TASK STATEMENT:
In how many lines of the data below does the word "account" appear? Reply with the number and nothing more.

[Data records]
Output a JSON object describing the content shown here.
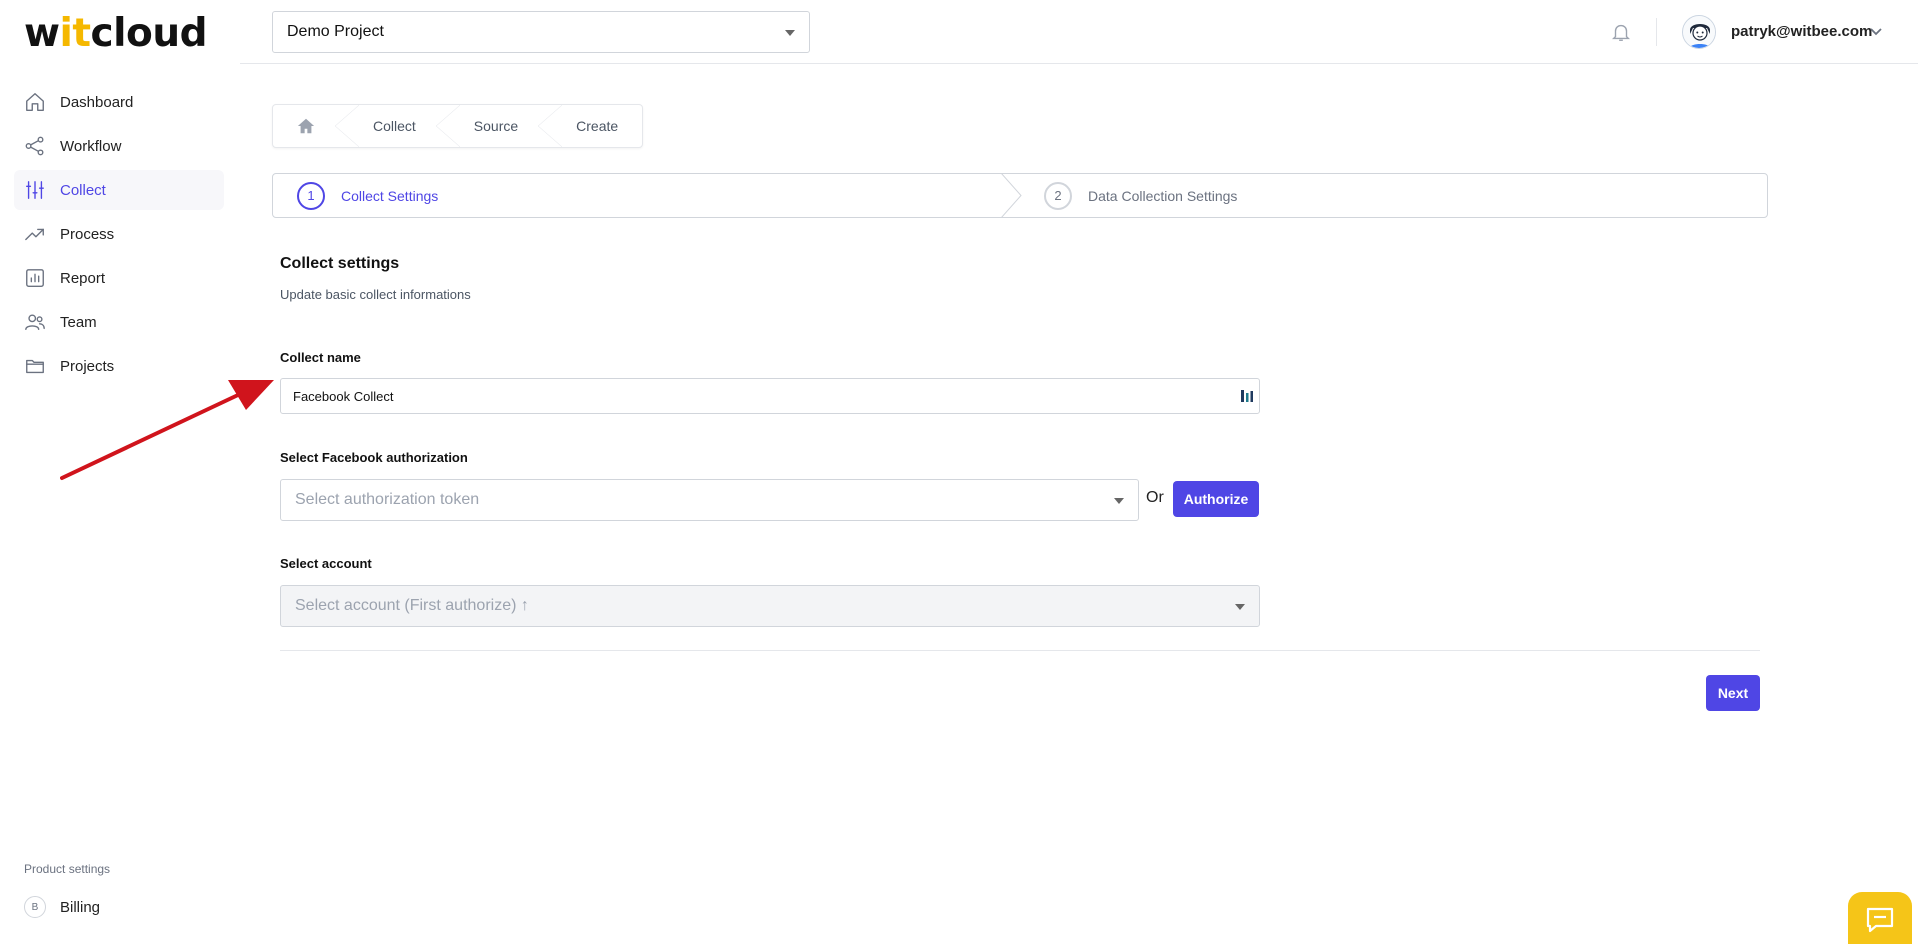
{
  "brand": {
    "name_start": "w",
    "name_accent": "it",
    "name_end": "cloud",
    "accent_color": "#f5b800"
  },
  "sidebar": {
    "items": [
      {
        "label": "Dashboard",
        "icon": "home-icon",
        "active": false
      },
      {
        "label": "Workflow",
        "icon": "share-icon",
        "active": false
      },
      {
        "label": "Collect",
        "icon": "sliders-icon",
        "active": true
      },
      {
        "label": "Process",
        "icon": "trend-icon",
        "active": false
      },
      {
        "label": "Report",
        "icon": "bar-chart-icon",
        "active": false
      },
      {
        "label": "Team",
        "icon": "users-icon",
        "active": false
      },
      {
        "label": "Projects",
        "icon": "folder-icon",
        "active": false
      }
    ],
    "section_label": "Product settings",
    "billing": {
      "badge": "B",
      "label": "Billing"
    }
  },
  "topbar": {
    "project_name": "Demo Project",
    "user_email": "patryk@witbee.com"
  },
  "breadcrumb": [
    "Collect",
    "Source",
    "Create"
  ],
  "stepper": [
    {
      "number": "1",
      "label": "Collect Settings",
      "active": true
    },
    {
      "number": "2",
      "label": "Data Collection Settings",
      "active": false
    }
  ],
  "form": {
    "title": "Collect settings",
    "subtitle": "Update basic collect informations",
    "collect_name_label": "Collect name",
    "collect_name_value": "Facebook Collect",
    "auth_label": "Select Facebook authorization",
    "auth_placeholder": "Select authorization token",
    "or_text": "Or",
    "authorize_label": "Authorize",
    "account_label": "Select account",
    "account_placeholder": "Select account (First authorize) ↑",
    "next_label": "Next"
  },
  "colors": {
    "primary": "#4f46e5",
    "annotation_arrow": "#d0141c",
    "chat_widget": "#f5c518"
  }
}
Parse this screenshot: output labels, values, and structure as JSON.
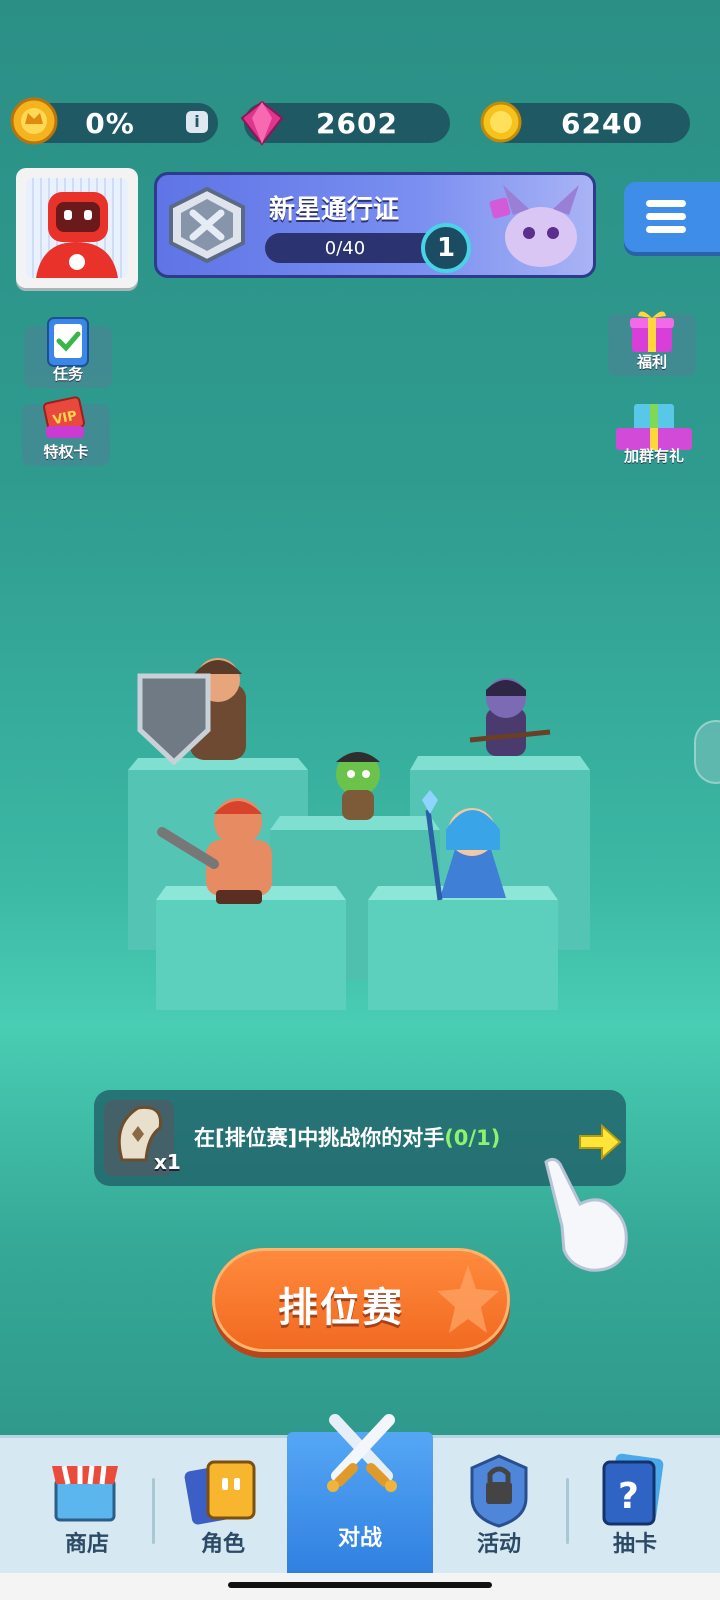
{
  "currencies": [
    {
      "id": "rank",
      "value": "0%",
      "icon": "crown-badge-icon"
    },
    {
      "id": "gems",
      "value": "2602",
      "icon": "pink-gem-icon"
    },
    {
      "id": "coins",
      "value": "6240",
      "icon": "gold-coin-icon"
    }
  ],
  "pass": {
    "title": "新星通行证",
    "progress": "0/40",
    "progress_fraction": 0.0,
    "level": "1"
  },
  "side_left": [
    {
      "label": "任务",
      "icon": "clipboard-check-icon"
    },
    {
      "label": "特权卡",
      "icon": "vip-card-icon"
    }
  ],
  "side_right": [
    {
      "label": "福利",
      "icon": "gift-box-icon"
    },
    {
      "label": "加群有礼",
      "icon": "gift-stack-icon"
    }
  ],
  "quest": {
    "text": "在[排位赛]中挑战你的对手",
    "progress": "(0/1)",
    "reward_count": "x1"
  },
  "ranked_button": "排位赛",
  "nav": [
    {
      "label": "商店",
      "icon": "shop-icon"
    },
    {
      "label": "角色",
      "icon": "character-cards-icon"
    },
    {
      "label": "对战",
      "icon": "crossed-swords-icon",
      "active": true
    },
    {
      "label": "活动",
      "icon": "lock-icon"
    },
    {
      "label": "抽卡",
      "icon": "mystery-card-icon"
    }
  ],
  "colors": {
    "accent": "#f16a21",
    "active_tab": "#2f7fe0",
    "gem": "#e0358f",
    "coin": "#f6c21c"
  }
}
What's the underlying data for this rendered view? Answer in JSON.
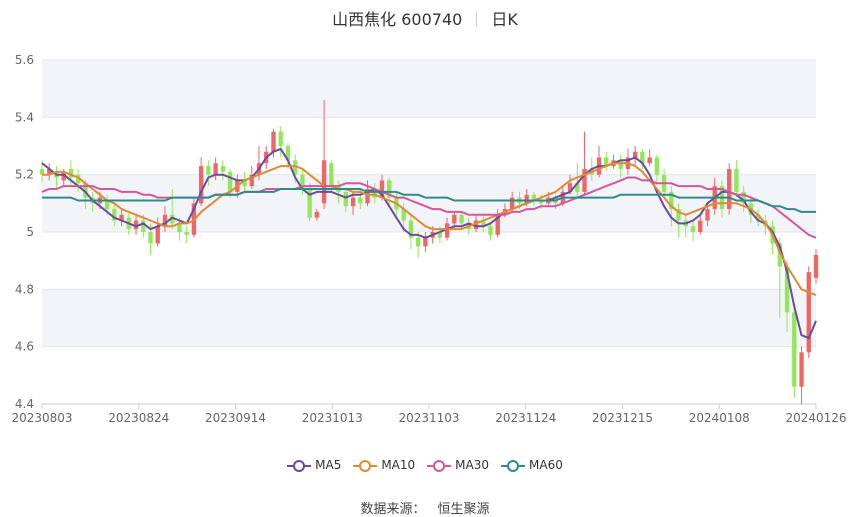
{
  "title": {
    "name": "山西焦化 600740",
    "period": "日K"
  },
  "source": {
    "label": "数据来源：",
    "value": "恒生聚源"
  },
  "colors": {
    "up": "#ee6666",
    "down": "#91e75a",
    "ma5": "#6a4b9c",
    "ma10": "#e08a32",
    "ma30": "#d4569b",
    "ma60": "#2e8b8b",
    "band": "#f3f4f8",
    "grid": "#e3e6ee",
    "axis_text": "#666666"
  },
  "chart_data": {
    "type": "candlestick",
    "ylim": [
      4.4,
      5.6
    ],
    "y_ticks": [
      "4.4",
      "4.6",
      "4.8",
      "5",
      "5.2",
      "5.4",
      "5.6"
    ],
    "x_ticks": [
      "20230803",
      "20230824",
      "20230914",
      "20231013",
      "20231103",
      "20231124",
      "20231215",
      "20240108",
      "20240126"
    ],
    "legend": [
      "MA5",
      "MA10",
      "MA30",
      "MA60"
    ],
    "candles": [
      [
        5.22,
        5.2,
        5.25,
        5.17
      ],
      [
        5.2,
        5.22,
        5.24,
        5.18
      ],
      [
        5.21,
        5.19,
        5.23,
        5.15
      ],
      [
        5.18,
        5.21,
        5.22,
        5.16
      ],
      [
        5.22,
        5.19,
        5.25,
        5.16
      ],
      [
        5.2,
        5.17,
        5.22,
        5.14
      ],
      [
        5.17,
        5.12,
        5.18,
        5.08
      ],
      [
        5.12,
        5.1,
        5.14,
        5.07
      ],
      [
        5.1,
        5.12,
        5.14,
        5.08
      ],
      [
        5.11,
        5.08,
        5.13,
        5.06
      ],
      [
        5.08,
        5.04,
        5.1,
        5.02
      ],
      [
        5.04,
        5.06,
        5.08,
        5.02
      ],
      [
        5.05,
        5.01,
        5.07,
        4.99
      ],
      [
        5.01,
        5.04,
        5.06,
        4.99
      ],
      [
        5.04,
        5.0,
        5.06,
        4.98
      ],
      [
        5.0,
        4.96,
        5.03,
        4.92
      ],
      [
        4.96,
        5.02,
        5.05,
        4.95
      ],
      [
        5.02,
        5.06,
        5.09,
        5.0
      ],
      [
        5.06,
        5.03,
        5.15,
        5.01
      ],
      [
        5.03,
        5.0,
        5.05,
        4.97
      ],
      [
        5.0,
        4.99,
        5.02,
        4.96
      ],
      [
        4.99,
        5.1,
        5.12,
        4.98
      ],
      [
        5.1,
        5.23,
        5.26,
        5.09
      ],
      [
        5.23,
        5.2,
        5.25,
        5.16
      ],
      [
        5.2,
        5.24,
        5.26,
        5.18
      ],
      [
        5.23,
        5.21,
        5.25,
        5.18
      ],
      [
        5.21,
        5.14,
        5.22,
        5.12
      ],
      [
        5.14,
        5.18,
        5.2,
        5.12
      ],
      [
        5.18,
        5.16,
        5.21,
        5.14
      ],
      [
        5.16,
        5.2,
        5.23,
        5.15
      ],
      [
        5.2,
        5.24,
        5.3,
        5.18
      ],
      [
        5.24,
        5.28,
        5.3,
        5.22
      ],
      [
        5.28,
        5.35,
        5.36,
        5.26
      ],
      [
        5.35,
        5.3,
        5.37,
        5.26
      ],
      [
        5.3,
        5.25,
        5.31,
        5.22
      ],
      [
        5.25,
        5.2,
        5.27,
        5.17
      ],
      [
        5.2,
        5.15,
        5.22,
        5.13
      ],
      [
        5.15,
        5.05,
        5.17,
        5.04
      ],
      [
        5.05,
        5.07,
        5.08,
        5.04
      ],
      [
        5.1,
        5.25,
        5.46,
        5.08
      ],
      [
        5.24,
        5.16,
        5.25,
        5.14
      ],
      [
        5.16,
        5.14,
        5.18,
        5.1
      ],
      [
        5.14,
        5.09,
        5.15,
        5.07
      ],
      [
        5.09,
        5.12,
        5.14,
        5.06
      ],
      [
        5.12,
        5.1,
        5.15,
        5.08
      ],
      [
        5.1,
        5.15,
        5.18,
        5.09
      ],
      [
        5.15,
        5.12,
        5.17,
        5.1
      ],
      [
        5.12,
        5.18,
        5.2,
        5.11
      ],
      [
        5.18,
        5.12,
        5.19,
        5.09
      ],
      [
        5.12,
        5.08,
        5.14,
        5.06
      ],
      [
        5.08,
        5.04,
        5.1,
        5.0
      ],
      [
        5.04,
        4.98,
        5.06,
        4.94
      ],
      [
        4.98,
        4.95,
        5.0,
        4.91
      ],
      [
        4.95,
        4.98,
        5.0,
        4.93
      ],
      [
        4.98,
        5.0,
        5.02,
        4.96
      ],
      [
        5.0,
        4.98,
        5.02,
        4.96
      ],
      [
        4.98,
        5.03,
        5.05,
        4.97
      ],
      [
        5.03,
        5.06,
        5.07,
        5.01
      ],
      [
        5.06,
        5.03,
        5.07,
        5.01
      ],
      [
        5.03,
        5.01,
        5.05,
        4.99
      ],
      [
        5.01,
        5.04,
        5.06,
        5.0
      ],
      [
        5.04,
        5.02,
        5.06,
        5.0
      ],
      [
        5.02,
        4.99,
        5.03,
        4.97
      ],
      [
        4.99,
        5.06,
        5.08,
        4.98
      ],
      [
        5.06,
        5.08,
        5.1,
        5.05
      ],
      [
        5.08,
        5.12,
        5.14,
        5.07
      ],
      [
        5.12,
        5.1,
        5.14,
        5.08
      ],
      [
        5.1,
        5.13,
        5.15,
        5.09
      ],
      [
        5.13,
        5.11,
        5.14,
        5.09
      ],
      [
        5.11,
        5.1,
        5.13,
        5.08
      ],
      [
        5.1,
        5.12,
        5.14,
        5.09
      ],
      [
        5.12,
        5.1,
        5.13,
        5.08
      ],
      [
        5.1,
        5.14,
        5.16,
        5.09
      ],
      [
        5.14,
        5.17,
        5.2,
        5.13
      ],
      [
        5.17,
        5.14,
        5.24,
        5.12
      ],
      [
        5.14,
        5.22,
        5.35,
        5.13
      ],
      [
        5.22,
        5.2,
        5.26,
        5.18
      ],
      [
        5.2,
        5.26,
        5.3,
        5.19
      ],
      [
        5.26,
        5.23,
        5.28,
        5.21
      ],
      [
        5.23,
        5.25,
        5.27,
        5.22
      ],
      [
        5.25,
        5.22,
        5.27,
        5.19
      ],
      [
        5.22,
        5.26,
        5.29,
        5.2
      ],
      [
        5.26,
        5.28,
        5.3,
        5.23
      ],
      [
        5.28,
        5.24,
        5.29,
        5.22
      ],
      [
        5.24,
        5.26,
        5.29,
        5.23
      ],
      [
        5.26,
        5.2,
        5.27,
        5.17
      ],
      [
        5.2,
        5.14,
        5.22,
        5.12
      ],
      [
        5.14,
        5.08,
        5.16,
        5.02
      ],
      [
        5.08,
        5.04,
        5.1,
        4.98
      ],
      [
        5.04,
        5.02,
        5.06,
        4.98
      ],
      [
        5.02,
        5.0,
        5.04,
        4.97
      ],
      [
        5.0,
        5.04,
        5.06,
        4.99
      ],
      [
        5.04,
        5.08,
        5.1,
        5.02
      ],
      [
        5.08,
        5.16,
        5.19,
        5.06
      ],
      [
        5.16,
        5.08,
        5.18,
        5.05
      ],
      [
        5.08,
        5.22,
        5.24,
        5.06
      ],
      [
        5.22,
        5.14,
        5.25,
        5.12
      ],
      [
        5.14,
        5.1,
        5.16,
        5.07
      ],
      [
        5.1,
        5.06,
        5.12,
        5.03
      ],
      [
        5.06,
        5.04,
        5.08,
        5.02
      ],
      [
        5.04,
        5.02,
        5.06,
        4.99
      ],
      [
        5.02,
        4.96,
        5.04,
        4.92
      ],
      [
        4.96,
        4.88,
        4.98,
        4.7
      ],
      [
        4.88,
        4.72,
        4.9,
        4.65
      ],
      [
        4.72,
        4.46,
        4.74,
        4.42
      ],
      [
        4.46,
        4.58,
        4.6,
        4.4
      ],
      [
        4.58,
        4.86,
        4.88,
        4.56
      ],
      [
        4.84,
        4.92,
        4.94,
        4.82
      ]
    ],
    "series": [
      {
        "name": "MA5",
        "values": [
          5.24,
          5.22,
          5.2,
          5.2,
          5.18,
          5.16,
          5.14,
          5.11,
          5.09,
          5.07,
          5.05,
          5.04,
          5.03,
          5.02,
          5.03,
          5.01,
          5.02,
          5.03,
          5.05,
          5.04,
          5.03,
          5.08,
          5.14,
          5.19,
          5.2,
          5.2,
          5.19,
          5.18,
          5.18,
          5.19,
          5.22,
          5.26,
          5.28,
          5.29,
          5.25,
          5.19,
          5.15,
          5.13,
          5.14,
          5.14,
          5.14,
          5.13,
          5.12,
          5.13,
          5.13,
          5.14,
          5.15,
          5.13,
          5.09,
          5.05,
          5.01,
          4.99,
          4.99,
          4.98,
          4.99,
          5.0,
          5.01,
          5.02,
          5.02,
          5.03,
          5.02,
          5.02,
          5.03,
          5.05,
          5.07,
          5.08,
          5.09,
          5.1,
          5.11,
          5.11,
          5.11,
          5.12,
          5.13,
          5.14,
          5.17,
          5.2,
          5.22,
          5.23,
          5.23,
          5.24,
          5.25,
          5.25,
          5.26,
          5.24,
          5.2,
          5.14,
          5.09,
          5.05,
          5.03,
          5.03,
          5.04,
          5.06,
          5.1,
          5.12,
          5.14,
          5.14,
          5.13,
          5.11,
          5.07,
          5.04,
          5.03,
          5.0,
          4.95,
          4.86,
          4.74,
          4.64,
          4.63,
          4.69
        ]
      },
      {
        "name": "MA10",
        "values": [
          5.2,
          5.2,
          5.21,
          5.21,
          5.2,
          5.19,
          5.17,
          5.15,
          5.13,
          5.11,
          5.1,
          5.08,
          5.07,
          5.06,
          5.05,
          5.04,
          5.03,
          5.02,
          5.02,
          5.03,
          5.03,
          5.04,
          5.07,
          5.09,
          5.11,
          5.13,
          5.14,
          5.16,
          5.18,
          5.19,
          5.2,
          5.21,
          5.22,
          5.23,
          5.23,
          5.23,
          5.22,
          5.2,
          5.18,
          5.16,
          5.16,
          5.15,
          5.15,
          5.14,
          5.14,
          5.13,
          5.13,
          5.12,
          5.11,
          5.1,
          5.08,
          5.06,
          5.04,
          5.02,
          5.01,
          5.01,
          5.01,
          5.01,
          5.01,
          5.02,
          5.03,
          5.04,
          5.05,
          5.06,
          5.07,
          5.08,
          5.09,
          5.1,
          5.11,
          5.12,
          5.13,
          5.14,
          5.16,
          5.18,
          5.19,
          5.2,
          5.21,
          5.22,
          5.23,
          5.24,
          5.24,
          5.24,
          5.23,
          5.21,
          5.18,
          5.15,
          5.12,
          5.09,
          5.07,
          5.06,
          5.07,
          5.08,
          5.09,
          5.1,
          5.1,
          5.1,
          5.1,
          5.09,
          5.08,
          5.06,
          5.03,
          4.99,
          4.93,
          4.88,
          4.84,
          4.8,
          4.79,
          4.78
        ]
      },
      {
        "name": "MA30",
        "values": [
          5.14,
          5.15,
          5.15,
          5.16,
          5.16,
          5.16,
          5.16,
          5.16,
          5.15,
          5.15,
          5.15,
          5.14,
          5.14,
          5.14,
          5.13,
          5.13,
          5.12,
          5.12,
          5.12,
          5.12,
          5.12,
          5.12,
          5.12,
          5.12,
          5.13,
          5.13,
          5.13,
          5.13,
          5.14,
          5.14,
          5.14,
          5.15,
          5.15,
          5.15,
          5.15,
          5.15,
          5.16,
          5.16,
          5.16,
          5.16,
          5.16,
          5.16,
          5.17,
          5.17,
          5.17,
          5.16,
          5.15,
          5.14,
          5.13,
          5.12,
          5.12,
          5.11,
          5.1,
          5.09,
          5.08,
          5.08,
          5.07,
          5.07,
          5.07,
          5.06,
          5.06,
          5.06,
          5.06,
          5.06,
          5.06,
          5.07,
          5.07,
          5.08,
          5.08,
          5.09,
          5.09,
          5.09,
          5.1,
          5.11,
          5.12,
          5.13,
          5.14,
          5.15,
          5.16,
          5.17,
          5.18,
          5.19,
          5.19,
          5.18,
          5.18,
          5.17,
          5.17,
          5.17,
          5.16,
          5.16,
          5.16,
          5.16,
          5.15,
          5.15,
          5.15,
          5.14,
          5.13,
          5.13,
          5.12,
          5.11,
          5.1,
          5.09,
          5.07,
          5.05,
          5.03,
          5.01,
          4.99,
          4.98
        ]
      },
      {
        "name": "MA60",
        "values": [
          5.12,
          5.12,
          5.12,
          5.12,
          5.12,
          5.11,
          5.11,
          5.11,
          5.11,
          5.11,
          5.11,
          5.11,
          5.11,
          5.11,
          5.11,
          5.11,
          5.11,
          5.11,
          5.12,
          5.12,
          5.12,
          5.12,
          5.12,
          5.12,
          5.13,
          5.13,
          5.13,
          5.13,
          5.14,
          5.14,
          5.14,
          5.14,
          5.14,
          5.15,
          5.15,
          5.15,
          5.15,
          5.15,
          5.15,
          5.15,
          5.15,
          5.15,
          5.15,
          5.15,
          5.15,
          5.14,
          5.14,
          5.14,
          5.14,
          5.14,
          5.13,
          5.13,
          5.13,
          5.12,
          5.12,
          5.12,
          5.12,
          5.11,
          5.11,
          5.11,
          5.11,
          5.11,
          5.11,
          5.11,
          5.11,
          5.11,
          5.11,
          5.11,
          5.11,
          5.11,
          5.11,
          5.11,
          5.12,
          5.12,
          5.12,
          5.12,
          5.12,
          5.12,
          5.12,
          5.12,
          5.13,
          5.13,
          5.13,
          5.13,
          5.13,
          5.13,
          5.13,
          5.13,
          5.12,
          5.12,
          5.12,
          5.12,
          5.12,
          5.12,
          5.12,
          5.12,
          5.11,
          5.11,
          5.11,
          5.11,
          5.1,
          5.09,
          5.09,
          5.08,
          5.08,
          5.07,
          5.07,
          5.07
        ]
      }
    ]
  }
}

WRITTEN ANSWER:
2